Please note that this article is written purely for plants that require humidity.
Humidity is the invisible factor for a healthy specimen. Most indoor species originate from tropical locations, (like South America or South-East Asia) where the average humidity levels are above 70%.
Our homes, on the other hand, will flutter around the 30 - 50% mark, depending on the season. Although this won't necessarily kill your plant, its overall health and quality of its leaves will be significantly hindered. Cuttings also require a high and reliable level of humidity, as there'll be an absence of roots, meaning that it'll solely rely on the atmosphere for hydration.
So, what's the actual relationship between humidity and the plants? To save waffle, ukhouseplants have narrowed it down to four bullet points.
The effects of too little air moisture can, directly and indirectly, affect a plant.
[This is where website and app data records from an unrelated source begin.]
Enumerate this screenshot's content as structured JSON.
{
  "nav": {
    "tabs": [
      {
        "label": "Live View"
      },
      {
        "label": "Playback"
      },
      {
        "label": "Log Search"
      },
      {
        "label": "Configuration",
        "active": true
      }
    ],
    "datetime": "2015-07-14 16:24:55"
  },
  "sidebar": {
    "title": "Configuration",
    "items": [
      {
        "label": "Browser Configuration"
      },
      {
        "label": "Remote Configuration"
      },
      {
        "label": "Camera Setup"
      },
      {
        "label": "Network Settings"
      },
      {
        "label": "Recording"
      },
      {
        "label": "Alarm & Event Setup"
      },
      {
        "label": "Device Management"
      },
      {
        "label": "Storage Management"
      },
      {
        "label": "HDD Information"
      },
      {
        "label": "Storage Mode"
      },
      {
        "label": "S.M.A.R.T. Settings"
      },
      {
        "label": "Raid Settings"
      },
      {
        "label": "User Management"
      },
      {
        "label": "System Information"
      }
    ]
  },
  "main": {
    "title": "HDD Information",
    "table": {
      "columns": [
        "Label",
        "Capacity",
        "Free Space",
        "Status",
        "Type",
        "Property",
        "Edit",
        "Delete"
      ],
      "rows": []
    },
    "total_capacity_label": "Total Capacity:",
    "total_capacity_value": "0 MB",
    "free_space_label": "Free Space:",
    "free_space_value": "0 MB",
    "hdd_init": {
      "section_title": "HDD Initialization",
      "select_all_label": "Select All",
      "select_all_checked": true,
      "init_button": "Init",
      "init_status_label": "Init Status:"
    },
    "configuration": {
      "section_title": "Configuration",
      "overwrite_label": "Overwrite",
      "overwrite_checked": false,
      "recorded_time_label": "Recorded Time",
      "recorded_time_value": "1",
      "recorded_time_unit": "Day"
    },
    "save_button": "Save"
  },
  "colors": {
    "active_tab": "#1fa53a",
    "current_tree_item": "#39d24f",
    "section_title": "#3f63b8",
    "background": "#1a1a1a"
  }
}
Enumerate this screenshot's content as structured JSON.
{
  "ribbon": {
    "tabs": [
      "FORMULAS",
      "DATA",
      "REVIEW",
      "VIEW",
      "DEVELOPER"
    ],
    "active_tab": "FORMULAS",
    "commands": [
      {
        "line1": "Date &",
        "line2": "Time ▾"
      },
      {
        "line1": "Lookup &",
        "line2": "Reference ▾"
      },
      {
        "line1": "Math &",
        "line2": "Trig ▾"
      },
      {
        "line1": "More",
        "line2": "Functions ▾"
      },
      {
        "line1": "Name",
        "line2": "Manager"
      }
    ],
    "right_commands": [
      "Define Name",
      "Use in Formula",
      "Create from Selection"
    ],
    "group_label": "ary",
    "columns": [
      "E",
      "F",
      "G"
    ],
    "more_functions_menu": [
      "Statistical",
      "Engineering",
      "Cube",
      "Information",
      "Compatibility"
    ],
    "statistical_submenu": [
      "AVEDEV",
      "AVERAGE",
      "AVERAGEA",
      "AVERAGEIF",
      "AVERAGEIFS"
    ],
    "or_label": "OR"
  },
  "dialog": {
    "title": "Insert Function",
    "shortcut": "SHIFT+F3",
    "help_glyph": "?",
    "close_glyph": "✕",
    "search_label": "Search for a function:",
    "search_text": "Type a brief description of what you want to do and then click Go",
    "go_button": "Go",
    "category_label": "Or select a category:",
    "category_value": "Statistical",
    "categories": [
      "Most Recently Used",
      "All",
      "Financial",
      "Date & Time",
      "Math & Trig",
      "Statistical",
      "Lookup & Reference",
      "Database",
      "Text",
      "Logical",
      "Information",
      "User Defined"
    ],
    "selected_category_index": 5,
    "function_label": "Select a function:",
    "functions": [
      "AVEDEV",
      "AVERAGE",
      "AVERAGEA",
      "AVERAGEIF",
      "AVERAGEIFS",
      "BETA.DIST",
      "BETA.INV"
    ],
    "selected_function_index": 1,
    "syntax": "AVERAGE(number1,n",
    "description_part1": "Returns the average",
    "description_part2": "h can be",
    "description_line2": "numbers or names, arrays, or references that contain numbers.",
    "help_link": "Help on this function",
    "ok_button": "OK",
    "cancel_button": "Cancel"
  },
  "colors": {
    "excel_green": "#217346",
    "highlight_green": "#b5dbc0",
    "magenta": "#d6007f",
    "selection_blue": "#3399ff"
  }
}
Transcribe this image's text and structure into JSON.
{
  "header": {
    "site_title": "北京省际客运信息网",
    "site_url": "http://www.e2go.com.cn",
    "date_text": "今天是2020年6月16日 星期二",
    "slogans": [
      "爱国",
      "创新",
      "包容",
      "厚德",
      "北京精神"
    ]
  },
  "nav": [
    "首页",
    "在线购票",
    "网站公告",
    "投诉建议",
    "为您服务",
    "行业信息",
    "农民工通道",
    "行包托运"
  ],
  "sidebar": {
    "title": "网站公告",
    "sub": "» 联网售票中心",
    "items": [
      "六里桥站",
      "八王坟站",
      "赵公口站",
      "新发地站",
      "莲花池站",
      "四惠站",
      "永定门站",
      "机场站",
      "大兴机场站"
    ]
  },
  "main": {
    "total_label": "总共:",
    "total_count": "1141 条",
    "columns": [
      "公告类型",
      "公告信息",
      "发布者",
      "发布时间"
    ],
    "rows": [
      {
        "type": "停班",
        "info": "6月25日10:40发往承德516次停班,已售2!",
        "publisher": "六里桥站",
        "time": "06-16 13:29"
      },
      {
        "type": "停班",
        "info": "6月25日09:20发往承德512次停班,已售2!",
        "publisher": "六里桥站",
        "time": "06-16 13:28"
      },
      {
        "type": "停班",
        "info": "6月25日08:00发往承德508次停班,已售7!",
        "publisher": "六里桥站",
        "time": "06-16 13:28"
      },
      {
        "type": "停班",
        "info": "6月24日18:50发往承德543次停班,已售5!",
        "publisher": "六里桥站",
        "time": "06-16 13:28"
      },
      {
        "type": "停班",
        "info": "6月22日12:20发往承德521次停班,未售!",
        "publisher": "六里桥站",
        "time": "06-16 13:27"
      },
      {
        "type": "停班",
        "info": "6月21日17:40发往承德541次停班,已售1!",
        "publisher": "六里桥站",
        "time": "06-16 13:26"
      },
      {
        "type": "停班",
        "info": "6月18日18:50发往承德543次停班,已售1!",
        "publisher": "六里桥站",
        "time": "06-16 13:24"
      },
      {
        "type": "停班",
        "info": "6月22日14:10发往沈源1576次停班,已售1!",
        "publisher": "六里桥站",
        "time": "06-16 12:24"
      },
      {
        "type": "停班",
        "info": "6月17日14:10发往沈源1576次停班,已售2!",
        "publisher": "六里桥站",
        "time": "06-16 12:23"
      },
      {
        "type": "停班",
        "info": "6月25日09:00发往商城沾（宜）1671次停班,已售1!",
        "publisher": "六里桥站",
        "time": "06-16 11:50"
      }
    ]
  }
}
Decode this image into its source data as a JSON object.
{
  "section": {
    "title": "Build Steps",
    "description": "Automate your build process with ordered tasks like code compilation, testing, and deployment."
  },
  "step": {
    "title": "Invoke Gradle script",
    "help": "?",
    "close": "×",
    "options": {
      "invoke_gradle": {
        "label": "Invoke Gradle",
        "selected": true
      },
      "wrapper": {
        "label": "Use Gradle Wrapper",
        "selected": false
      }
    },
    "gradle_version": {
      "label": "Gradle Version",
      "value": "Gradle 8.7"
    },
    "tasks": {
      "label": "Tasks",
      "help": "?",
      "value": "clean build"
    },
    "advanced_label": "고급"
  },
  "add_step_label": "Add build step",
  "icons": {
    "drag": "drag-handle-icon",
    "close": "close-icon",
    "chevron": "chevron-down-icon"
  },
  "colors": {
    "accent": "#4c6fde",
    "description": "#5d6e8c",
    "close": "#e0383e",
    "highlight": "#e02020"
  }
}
Have a look at the different examples of each subheading to find out more.
Unfavored locations will significantly reduce the chance of blooms, as the plant won't be able to respond to its environment sufficiently. A great example of this is an Orchid. Providing a moist environment during the production of its stalk will result in a longer show of flowers and a possible development of a 'Keiki'. This odd-sounding phenomenon is when the stalk is exposed to high levels of atmospheric saturation, causing a mutation where an offset will form at a non-budding node.
There are several methods to improve the humidity in your home. Not only will it benefit the plants, but it'll also improve YOUR health, too. In this section we're going to discuss the top five methods to increase the overall saturation in a house.
Artificial humidifiers can come in all shapes and sizes, with some being better than others. Have a look all of the options available and consider the benefits and drawbacks with each product. There'll be some that are too loud, and others that'll only moisturise a portion of the room. We'd recommend buying the 'Honeywell HCM350W' as it serves the best value for money and overall performance. The prices start around £70 (US $90) - which isn't too costly as some products can surpass the £200 mark! The Honeywell has two main functionalities; increasing the ambient humidity and removing toxins and germs from the atmosphere. Click on the link above to read more around our recommended product, or view other similar ones here.
If purchasing an artificial humidifier doesn't rock your boat, we'd recommend creating a pebble tray. The principles are simple - fill a saucer or container with any sized stones and fill with water. Place the plant directly onto the bed of gravel, ensuring that the pot's bottom ISN'T in contact with the reservoir. Hydrate the plant and fill the container accordingly - notice how a simple increase of humidity will reduce the frequency of irrigations considerably. This method can be used all year round but is most effective while the heaters are operating in the winter. Plants such as Orchid, Bonsai's & Flowering Specimens will respond well to the change, with longer-lasting flowers and a better quality of growth being the usual responses.
This is the second most effective way in which to combat the drying air in the home. As plants will produce their own moisture via transpiration, keeping them in close together will increase the local humidity levels. Creating an 'Indoor Garden' or display is another fantastic method to maintains a microcosm of humidity - have a look at the image below for inspiration.
This step comes with positives and negatives. Although it's highly beneficial to saturate the leaves now and again, you can easily fall in the trap of over-misting. Diseases such as Powdery Mildew or Botrytis Petal Blight will thrive in moist, poorly air circulated environments that can wreak havoc on the plant's health. Not only that but spraying the foliage will present an unstable environment, resulting in leaf or flower loss depending on the specimen's sensitivity.
Foliage saturation (misting or washing) at monthly intervals will remove dust particles and optimise its light-capturing efficiency. So don't get us wrong, misting its leaves will definitely improve the conditions, but never solely rely on this to combat dry air.
Keeping a bowl of water near to the pot is a building block to a reliable environment. Similarly to the Humidity Tray, a reservoir of water will slowly evaporate into the atmosphere, thus improving the local humidity at a steady pace.
You can even place bowls on the radiators itself. When it fires into action, the reservoir's water will warm-up and be released for your plants to enjoy. Although this won't wholly resolve the issue, it'll alleviate the intensity of the radiators and offer a slightly more saturated environment.
If you're interested in increasing humidity in your home without the use of an artificial humidifier, follow these five tips.
If you need further advice with indoor gardening, never hesitate to send us an email or direct message via the Instagram Page. This could be about your own specific plant, transplantation into a bigger pot, pests or diseases, terrarium ideas, & more!